But now we have empirical proof that the roasting was well-deserved. In a new HuffPost/YouGov poll -- conducted, naturally, using emojis -- just 17 percent of Americans gave a 👍 to candidates using the symbols in their emails or on social media, while 47 percent said 👎 and the remainder were like ¯\_(ツ)_/¯.
Clinton's callout, like candidates' use of Snapchat, was presumably an attempt at outreach toward millennials, the much-maligned demographic group renowned for its love of social media and ambivalence about showing up to vote. But even among the fifth or so of Americans who consider themselves millennials (which includes 58 percent of those ages 18-29 and, bafflingly, 6 percent of those older than 65), the reaction was less than 👏 .
While 31 percent of self-described millennials said 👍 to the idea of candidates using emojis in emails or on social media, the majority, 54 percent, still gave the idea a resounding 👎.
Clinton's team, apparently, got the message:
Americans' own emoji use remains modest.

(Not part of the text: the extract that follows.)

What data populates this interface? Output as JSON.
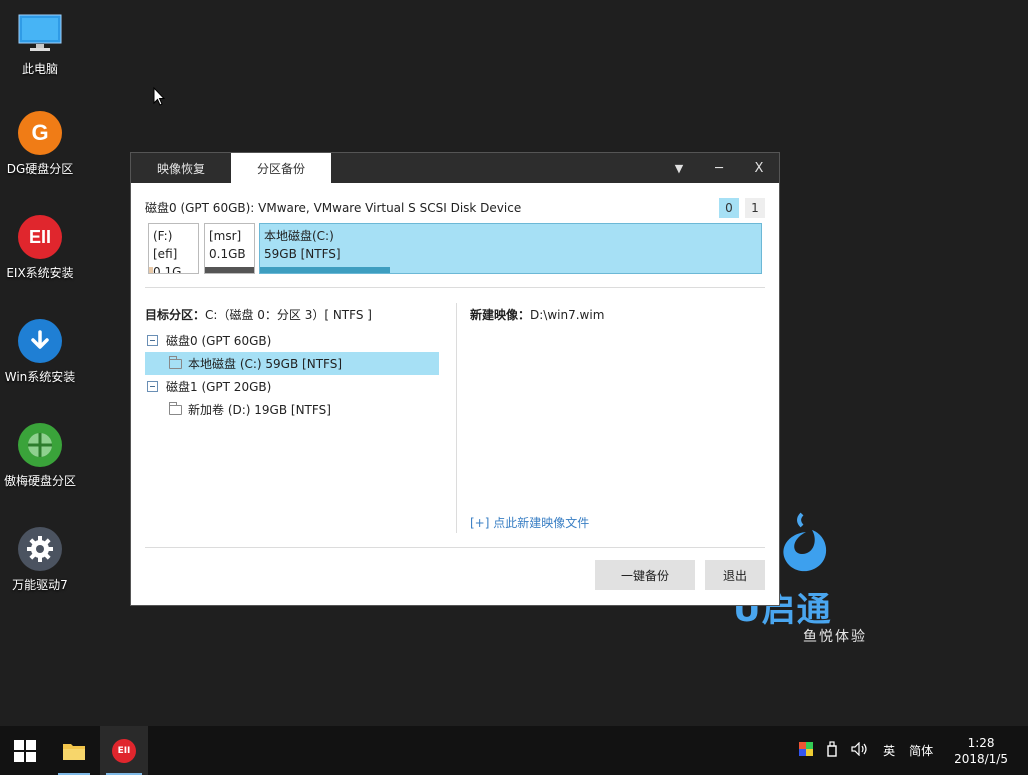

Just a third of people in the poll said they use emojis sometimes or all the time, while 31 percent use them rarely or never, and 35 percent weren't sure what they were. Sixty percent of self-described millennials said they at least sometimes use emojis, but just 19 percent classified themselves as frequent users.
The survey didn't ask respondents how they felt about seeing emojis in a survey. But their hostility toward politicians using emojis doesn't extend toward businesses: Thirty-one percent of respondents said 👍 to emojis in advertising or corporate social media, while just 28 percent said 👎. More than half of millennials were on board with that idea.
Maybe people hold candidates for office to a higher standard. Or maybe they're just fed up with campaigning in general: Just 15 percent of Americans say they're 😀 about the 2016 election, while 49 percent are 😐 and 25 percent are actively 😡.
The HuffPost/YouGov 📊 consisted of 1,000 completed 💬 s conducted among 🇺🇸 👥, using a sample selected from YouGov's opt-in 💻 panel to match the demographics and other characteristics of the adult 🇺🇸 population.
The Huffington Post has teamed 🔼 with YouGov to conduct 📅 opinion 📊. You can learn more about this project and take part in YouGov's nationally representative opinion 📊 . Data from all HuffPost/YouGov 📊 can be found here. More details on the 📊 's methodology are available here.
Most 📊 s report a margin of error that represents some, but not 💯, potential survey errors. YouGov's reports include a model-based margin of error, which rests on a specific set of statistical assumptions about the selected sample, rather than the standard methodology for random probability sampling. If these assumptions are❌, the model-based margin of error may also be❌ . Click here for a more detailed explanation of the model-based margin of error.